----- Provided records

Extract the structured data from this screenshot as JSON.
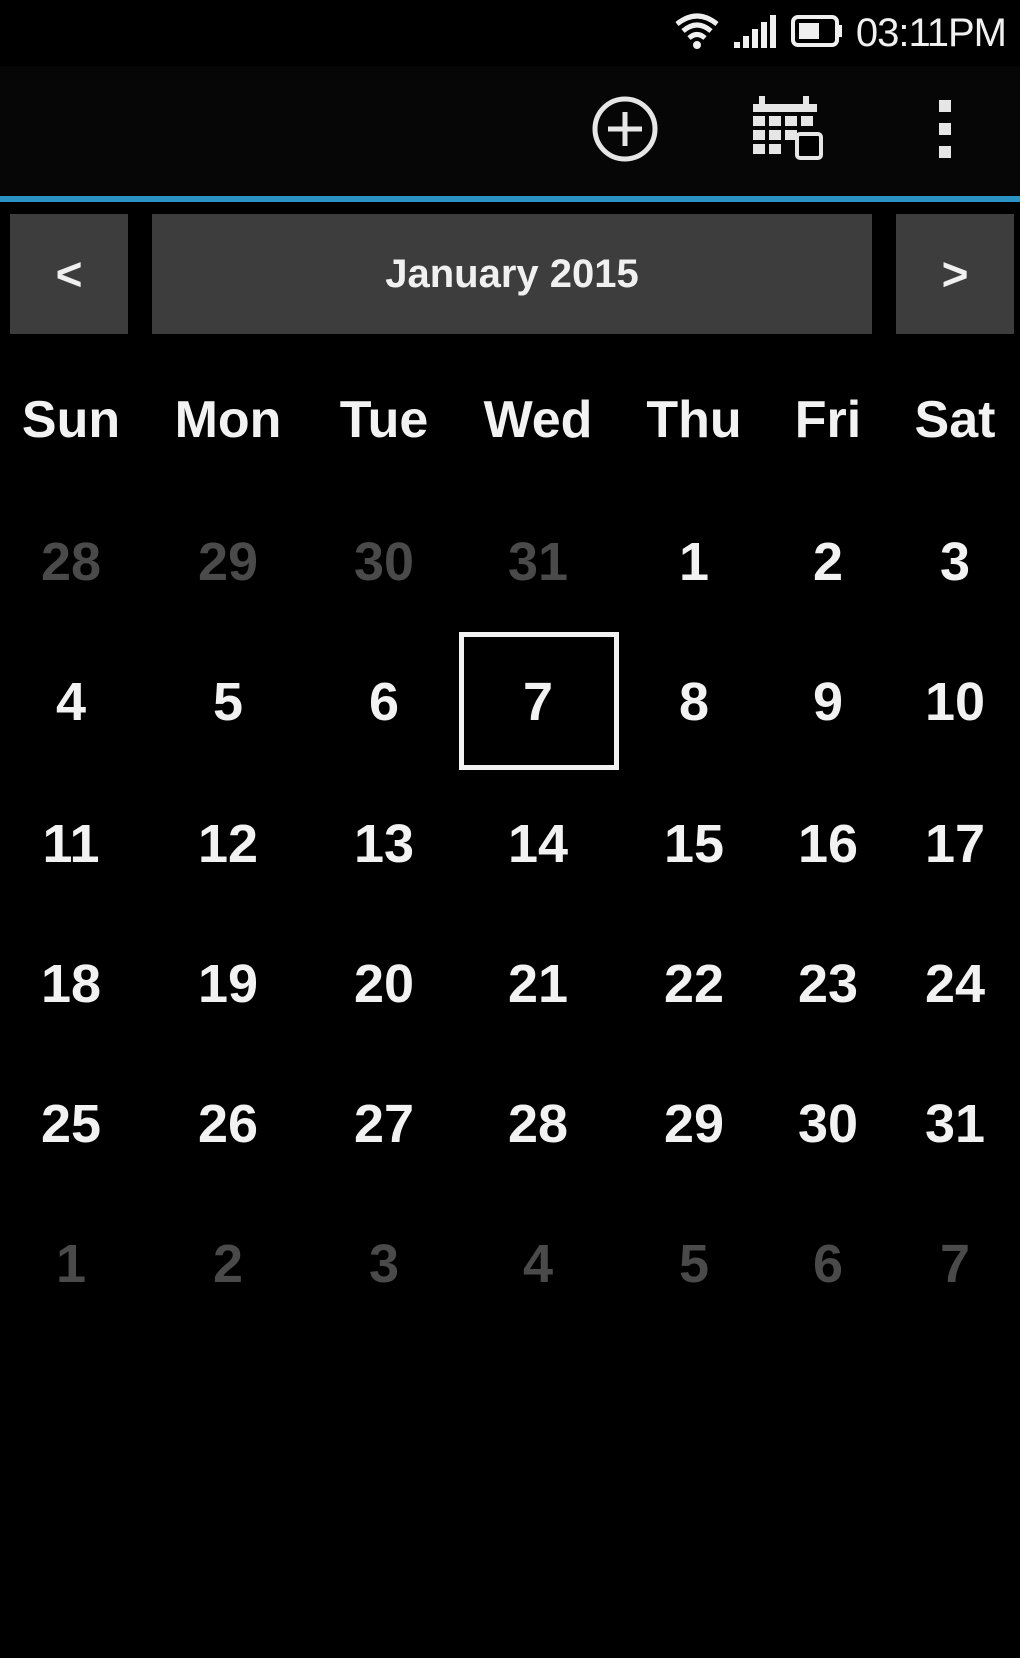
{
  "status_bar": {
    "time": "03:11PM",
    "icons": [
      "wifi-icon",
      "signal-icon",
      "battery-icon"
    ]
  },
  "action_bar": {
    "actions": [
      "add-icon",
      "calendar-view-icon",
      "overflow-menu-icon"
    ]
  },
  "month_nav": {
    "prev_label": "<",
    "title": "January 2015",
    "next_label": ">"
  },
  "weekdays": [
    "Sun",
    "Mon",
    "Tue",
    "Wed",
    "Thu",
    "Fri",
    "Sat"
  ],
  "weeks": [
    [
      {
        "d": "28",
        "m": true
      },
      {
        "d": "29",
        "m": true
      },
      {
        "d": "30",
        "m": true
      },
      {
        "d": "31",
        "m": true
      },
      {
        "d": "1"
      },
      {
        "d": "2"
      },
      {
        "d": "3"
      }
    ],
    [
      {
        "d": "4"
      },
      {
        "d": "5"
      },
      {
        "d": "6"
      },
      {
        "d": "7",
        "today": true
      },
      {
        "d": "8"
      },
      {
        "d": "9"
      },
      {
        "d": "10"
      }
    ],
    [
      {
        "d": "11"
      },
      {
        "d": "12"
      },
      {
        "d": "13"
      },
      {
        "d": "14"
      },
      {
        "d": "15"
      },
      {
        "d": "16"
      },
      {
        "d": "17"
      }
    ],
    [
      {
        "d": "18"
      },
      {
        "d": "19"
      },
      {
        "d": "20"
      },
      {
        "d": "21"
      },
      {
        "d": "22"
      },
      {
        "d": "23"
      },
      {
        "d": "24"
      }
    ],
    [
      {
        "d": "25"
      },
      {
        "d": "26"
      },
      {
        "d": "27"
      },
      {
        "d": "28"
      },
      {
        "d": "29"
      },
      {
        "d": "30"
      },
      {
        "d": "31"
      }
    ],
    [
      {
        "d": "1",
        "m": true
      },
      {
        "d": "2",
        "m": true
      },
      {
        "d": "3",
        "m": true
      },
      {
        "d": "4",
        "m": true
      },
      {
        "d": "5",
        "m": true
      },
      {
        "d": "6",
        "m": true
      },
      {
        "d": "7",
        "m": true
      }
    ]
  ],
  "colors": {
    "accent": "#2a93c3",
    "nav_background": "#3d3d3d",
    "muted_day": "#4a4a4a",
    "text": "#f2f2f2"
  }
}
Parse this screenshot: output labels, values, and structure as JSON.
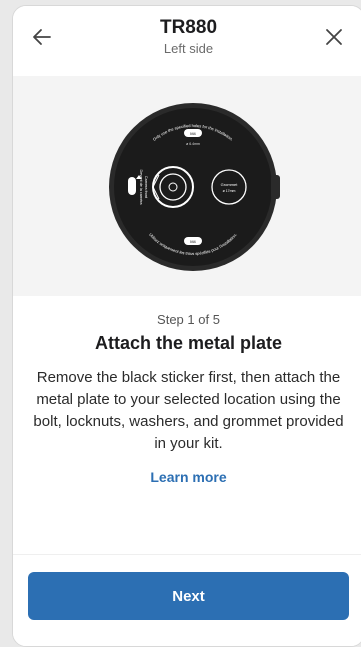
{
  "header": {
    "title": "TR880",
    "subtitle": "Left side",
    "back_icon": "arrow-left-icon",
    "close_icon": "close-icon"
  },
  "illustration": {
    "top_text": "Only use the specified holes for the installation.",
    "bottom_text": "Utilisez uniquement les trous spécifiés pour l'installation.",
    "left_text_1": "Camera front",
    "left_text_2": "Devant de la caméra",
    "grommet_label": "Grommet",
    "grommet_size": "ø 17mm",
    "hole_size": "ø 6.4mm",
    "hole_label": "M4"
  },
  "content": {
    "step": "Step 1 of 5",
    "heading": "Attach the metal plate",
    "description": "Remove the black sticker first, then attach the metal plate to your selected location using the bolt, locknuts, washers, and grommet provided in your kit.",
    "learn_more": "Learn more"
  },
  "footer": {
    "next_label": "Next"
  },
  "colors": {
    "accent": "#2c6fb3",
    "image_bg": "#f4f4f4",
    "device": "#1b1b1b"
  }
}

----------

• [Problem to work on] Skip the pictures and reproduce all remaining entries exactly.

• [Exercise solution]
Extract the structured data from this screenshot as JSON.
{
  "status_bar": {
    "time": "03:11PM",
    "icons": [
      "wifi-icon",
      "signal-icon",
      "battery-icon"
    ]
  },
  "action_bar": {
    "actions": [
      "add-icon",
      "calendar-view-icon",
      "overflow-menu-icon"
    ]
  },
  "month_nav": {
    "prev_label": "<",
    "title": "January 2015",
    "next_label": ">"
  },
  "weekdays": [
    "Sun",
    "Mon",
    "Tue",
    "Wed",
    "Thu",
    "Fri",
    "Sat"
  ],
  "weeks": [
    [
      {
        "d": "28",
        "m": true
      },
      {
        "d": "29",
        "m": true
      },
      {
        "d": "30",
        "m": true
      },
      {
        "d": "31",
        "m": true
      },
      {
        "d": "1"
      },
      {
        "d": "2"
      },
      {
        "d": "3"
      }
    ],
    [
      {
        "d": "4"
      },
      {
        "d": "5"
      },
      {
        "d": "6"
      },
      {
        "d": "7",
        "today": true
      },
      {
        "d": "8"
      },
      {
        "d": "9"
      },
      {
        "d": "10"
      }
    ],
    [
      {
        "d": "11"
      },
      {
        "d": "12"
      },
      {
        "d": "13"
      },
      {
        "d": "14"
      },
      {
        "d": "15"
      },
      {
        "d": "16"
      },
      {
        "d": "17"
      }
    ],
    [
      {
        "d": "18"
      },
      {
        "d": "19"
      },
      {
        "d": "20"
      },
      {
        "d": "21"
      },
      {
        "d": "22"
      },
      {
        "d": "23"
      },
      {
        "d": "24"
      }
    ],
    [
      {
        "d": "25"
      },
      {
        "d": "26"
      },
      {
        "d": "27"
      },
      {
        "d": "28"
      },
      {
        "d": "29"
      },
      {
        "d": "30"
      },
      {
        "d": "31"
      }
    ],
    [
      {
        "d": "1",
        "m": true
      },
      {
        "d": "2",
        "m": true
      },
      {
        "d": "3",
        "m": true
      },
      {
        "d": "4",
        "m": true
      },
      {
        "d": "5",
        "m": true
      },
      {
        "d": "6",
        "m": true
      },
      {
        "d": "7",
        "m": true
      }
    ]
  ],
  "colors": {
    "accent": "#2a93c3",
    "nav_background": "#3d3d3d",
    "muted_day": "#4a4a4a",
    "text": "#f2f2f2"
  }
}
Parse this screenshot: output labels, values, and structure as JSON.
{
  "header": {
    "title": "TR880",
    "subtitle": "Left side",
    "back_icon": "arrow-left-icon",
    "close_icon": "close-icon"
  },
  "illustration": {
    "top_text": "Only use the specified holes for the installation.",
    "bottom_text": "Utilisez uniquement les trous spécifiés pour l'installation.",
    "left_text_1": "Camera front",
    "left_text_2": "Devant de la caméra",
    "grommet_label": "Grommet",
    "grommet_size": "ø 17mm",
    "hole_size": "ø 6.4mm",
    "hole_label": "M4"
  },
  "content": {
    "step": "Step 1 of 5",
    "heading": "Attach the metal plate",
    "description": "Remove the black sticker first, then attach the metal plate to your selected location using the bolt, locknuts, washers, and grommet provided in your kit.",
    "learn_more": "Learn more"
  },
  "footer": {
    "next_label": "Next"
  },
  "colors": {
    "accent": "#2c6fb3",
    "image_bg": "#f4f4f4",
    "device": "#1b1b1b"
  }
}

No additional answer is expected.